This means that you’ll be able to game on the new 27-inch 5K iMac, whereas the 2015 model struggled to cope due to the mobile chip inside (the AMD R9 M380, M395 and M395X). This represents a major improvement in the graphics department, as you won’t be limited to downscaling games. Still, don’t expect to play AAA titles on the new 5K iMac – that’s if you can get them to run on macOS in the first place, of course, but that’s a whole different issue.
Another improvement is in its memory. Apple has upgraded from a 1,867MHz DDR3 RAM to a much faster 2,400MHz DDR4 RAM. This helps with everyday tasks, but will also power through heavy multitasking demands.
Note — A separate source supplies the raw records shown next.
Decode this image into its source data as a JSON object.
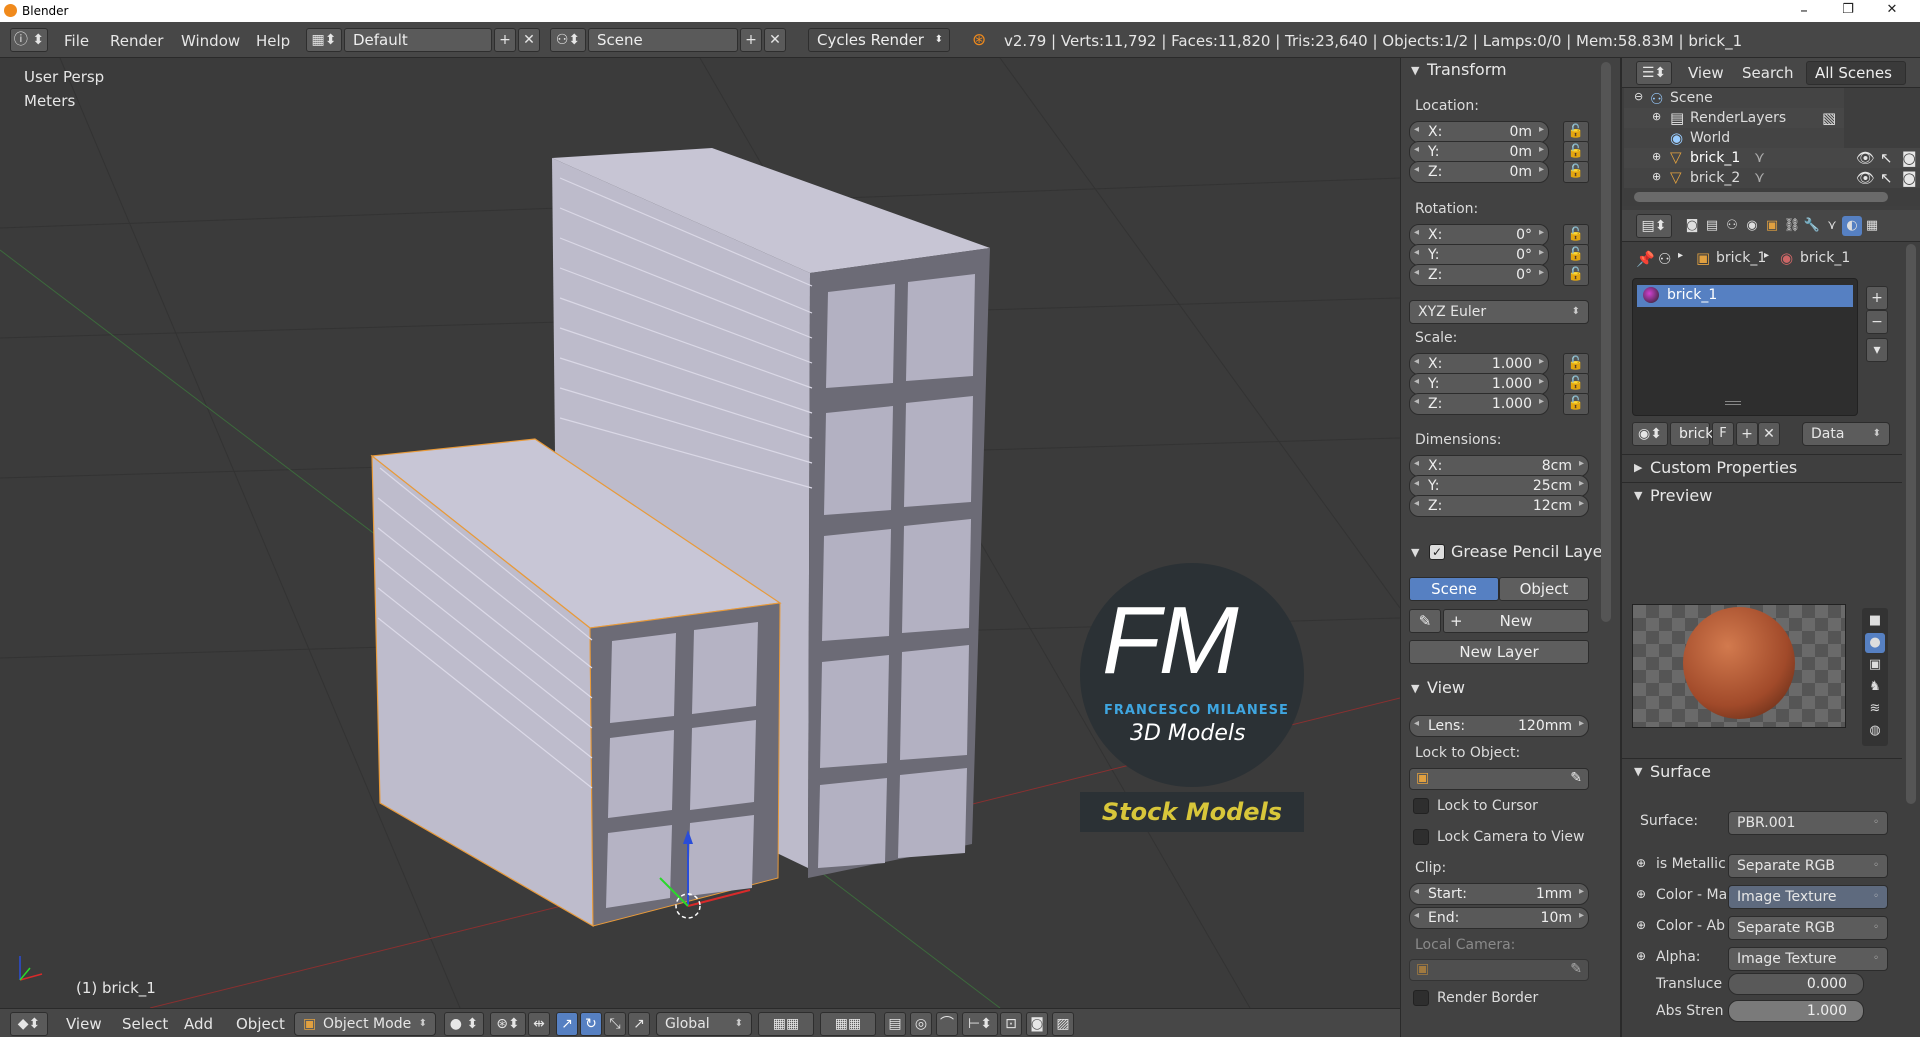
{
  "window": {
    "title": "Blender",
    "min": "–",
    "max": "❐",
    "close": "✕"
  },
  "menu": {
    "file": "File",
    "render": "Render",
    "window": "Window",
    "help": "Help"
  },
  "layout": {
    "value": "Default"
  },
  "scene": {
    "value": "Scene"
  },
  "engine": {
    "value": "Cycles Render"
  },
  "stats": "v2.79 | Verts:11,792 | Faces:11,820 | Tris:23,640 | Objects:1/2 | Lamps:0/0 | Mem:58.83M | brick_1",
  "viewport": {
    "view_name": "User Persp",
    "units": "Meters",
    "object_label": "(1) brick_1"
  },
  "watermark": {
    "logo": "FM",
    "name": "FRANCESCO MILANESE",
    "tagline": "3D Models",
    "stock": "Stock Models"
  },
  "bottombar": {
    "view": "View",
    "select": "Select",
    "add": "Add",
    "object": "Object",
    "mode": "Object Mode",
    "orientation": "Global"
  },
  "transform": {
    "header": "Transform",
    "location_label": "Location:",
    "location": [
      {
        "k": "X:",
        "v": "0m"
      },
      {
        "k": "Y:",
        "v": "0m"
      },
      {
        "k": "Z:",
        "v": "0m"
      }
    ],
    "rotation_label": "Rotation:",
    "rotation": [
      {
        "k": "X:",
        "v": "0°"
      },
      {
        "k": "Y:",
        "v": "0°"
      },
      {
        "k": "Z:",
        "v": "0°"
      }
    ],
    "rotation_mode": "XYZ Euler",
    "scale_label": "Scale:",
    "scale": [
      {
        "k": "X:",
        "v": "1.000"
      },
      {
        "k": "Y:",
        "v": "1.000"
      },
      {
        "k": "Z:",
        "v": "1.000"
      }
    ],
    "dimensions_label": "Dimensions:",
    "dimensions": [
      {
        "k": "X:",
        "v": "8cm"
      },
      {
        "k": "Y:",
        "v": "25cm"
      },
      {
        "k": "Z:",
        "v": "12cm"
      }
    ]
  },
  "grease": {
    "header": "Grease Pencil Layer",
    "scene_btn": "Scene",
    "object_btn": "Object",
    "new_btn": "New",
    "new_layer": "New Layer"
  },
  "viewpanel": {
    "header": "View",
    "lens_k": "Lens:",
    "lens_v": "120mm",
    "lock_obj": "Lock to Object:",
    "lock_cursor": "Lock to Cursor",
    "lock_camera": "Lock Camera to View",
    "clip": "Clip:",
    "start_k": "Start:",
    "start_v": "1mm",
    "end_k": "End:",
    "end_v": "10m",
    "local_camera": "Local Camera:",
    "render_border": "Render Border"
  },
  "outliner": {
    "view": "View",
    "search": "Search",
    "filter": "All Scenes",
    "items": [
      "Scene",
      "RenderLayers",
      "World",
      "brick_1",
      "brick_2"
    ]
  },
  "props": {
    "crumb1": "brick_1",
    "crumb2": "brick_1",
    "material_slot": "brick_1",
    "mat_name": "brick_",
    "mat_f": "F",
    "link": "Data",
    "custom_props": "Custom Properties",
    "preview": "Preview",
    "surface_header": "Surface",
    "surface": [
      {
        "k": "Surface:",
        "v": "PBR.001"
      },
      {
        "k": "is Metallic",
        "v": "Separate RGB"
      },
      {
        "k": "Color - Ma",
        "v": "Image Texture"
      },
      {
        "k": "Color - Ab",
        "v": "Separate RGB"
      },
      {
        "k": "Alpha:",
        "v": "Image Texture"
      }
    ],
    "translucency_k": "Transluce",
    "translucency_v": "0.000",
    "abs_k": "Abs Stren",
    "abs_v": "1.000"
  }
}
If you feel your current 2015 or 2014 5K iMac is struggling with several applications simultaneously open, then it might be worth upgrading to the 2017 model.
Continue to page 2 for the storage, build quality, ports, peripherals, and the verdict
|3.4GHz quad-core Intel Core i5-7500
|Ports and expansion
|Front USB ports
|Rear USB ports
|2x Thunderbolt 3 (USB-C)
|1x 10/100/1000BATE-T, 802.11ac
|Case dimensions HxWxD
|1TB fusion drive
|Memory card reader
|Optical drive type
|AMD Radeon Pro 570 (4GB of VRAM)
|2x Thunderbolt 3 (USB-C)
|Sound card outputs
|3.5mm headphone jack
|Apple 27in integrated
|5,120 x 2,880
|Apple Magic Keyboard 2
|Apple Magic Mouse 2
|Apple Magic Trackpad 2 (£129)
|Apple macOS X 10.12.5 Sierra
|Operating system restore option